     I remember when I went through Army Basic Training. After you go through the initial in processing which takes a few days you get loaded on cattle trucks and head towards your basic training unit. When the cattle truck doors open after you arrive at your basic training destination, you might as-well be moving at warp speed. There are more round brown hats (Drill Sergeants) than privates and those drill sergeants are chewing your behind, up and down, making you do thousands of push-ups, sit-ups and basically welcoming you to the United States Army.

     We had one guy in my basic training unit who you could say, was not thin, or has thin has he should have been going into basic training. He got off the cattle truck and had the nerve or stupidity to walk up to a group of five army drill sergeants and ask where the chow hall was. Need I say more of what happened after that less than smart question? Let`s just say that he must have gone from the size of the Pillsbury Dough Boy to the size of Zippy the Pin Head in less than an hour! Those drill sergeants ate him for lunch, spit him out, ate him for dinner, spit him out and then spit him out for a while but he did start his workout regiment at the same time.

     You have to be in shape and meet military standards to make it before you enlist and after you enlist.

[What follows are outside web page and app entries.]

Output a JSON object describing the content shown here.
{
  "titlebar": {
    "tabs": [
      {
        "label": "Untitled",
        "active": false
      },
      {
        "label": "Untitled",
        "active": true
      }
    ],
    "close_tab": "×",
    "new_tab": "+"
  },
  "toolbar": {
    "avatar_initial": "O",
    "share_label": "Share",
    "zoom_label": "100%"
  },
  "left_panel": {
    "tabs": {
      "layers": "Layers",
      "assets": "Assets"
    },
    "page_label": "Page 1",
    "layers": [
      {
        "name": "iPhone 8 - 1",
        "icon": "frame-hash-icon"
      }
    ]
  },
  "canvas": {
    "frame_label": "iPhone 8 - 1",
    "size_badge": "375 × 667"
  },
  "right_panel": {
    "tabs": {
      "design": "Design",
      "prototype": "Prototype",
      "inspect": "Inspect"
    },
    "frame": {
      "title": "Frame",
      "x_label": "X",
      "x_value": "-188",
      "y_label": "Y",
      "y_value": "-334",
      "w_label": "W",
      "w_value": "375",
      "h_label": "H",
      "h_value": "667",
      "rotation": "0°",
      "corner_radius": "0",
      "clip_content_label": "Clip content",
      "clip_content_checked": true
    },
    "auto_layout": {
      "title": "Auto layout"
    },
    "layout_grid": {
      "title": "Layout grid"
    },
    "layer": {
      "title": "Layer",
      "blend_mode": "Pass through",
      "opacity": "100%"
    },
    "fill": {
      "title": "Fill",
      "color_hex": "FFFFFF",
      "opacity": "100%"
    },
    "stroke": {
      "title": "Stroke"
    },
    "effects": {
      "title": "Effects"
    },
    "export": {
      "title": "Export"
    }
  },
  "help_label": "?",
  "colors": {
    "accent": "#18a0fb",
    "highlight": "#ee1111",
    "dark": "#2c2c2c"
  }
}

In combat, you have to move, and move fast and on most deployments you may not sleep for days because you are moving from place to place with your unit and division and again you must be in shape to be able to handle the physical demands.

     So, with the many fast food restaurants and inactivity among people in the 17 " 24 year old age group, there is a problem with not only obesity but being overweight in general in this country. This is really a problem that probably must be addressed or more and more information should be put out on staying thin and in shape, keeping good health at all ages, and working out.

     We also have a big drug usage problem in this country that I hope one day will disappear. It is ashamed we have any illegal drug users in this country and maybe with the stepped up security at all levels will help keep the drug cartel, drug smugglers and so on out of this country. I know I was involved in more than one operation on finding and busting drug smugglers when I was in the Coast Guard, hopefully it helped make an impact on getting rid of them once and for all. I hate drugs!!!

     But this is a big problem that again needs to be addressed and hopefully will continue to be addressed now and in the future. When you enlist and after you get past the initial phases of enlisting, you will take a physical to see if you are fit for military service. In that physical which is normally at 0500 hours or at the crack of dawn, you will be drug tested. The military will find drugs in your system if you have used any. The best advice is to STAY AWAY from DRUGS " it is not good for you or anyone.

     The other problem disqualifying candidates from military service is the mental aspect. You have to pass a mental exam and test to qualify and part of this age group is not passing this mental test. I don`t know why but this is kind of alarming to me as to why these candidates cannot pass a mental exam.

     The two other categories disqualifying enlistees are too many dependents or kids and these enlistees are under the age of 18. And again we have too many candidates with a criminal record. This is a problem that more than likely will continue to increase and must be constantly evaluated to find solutions.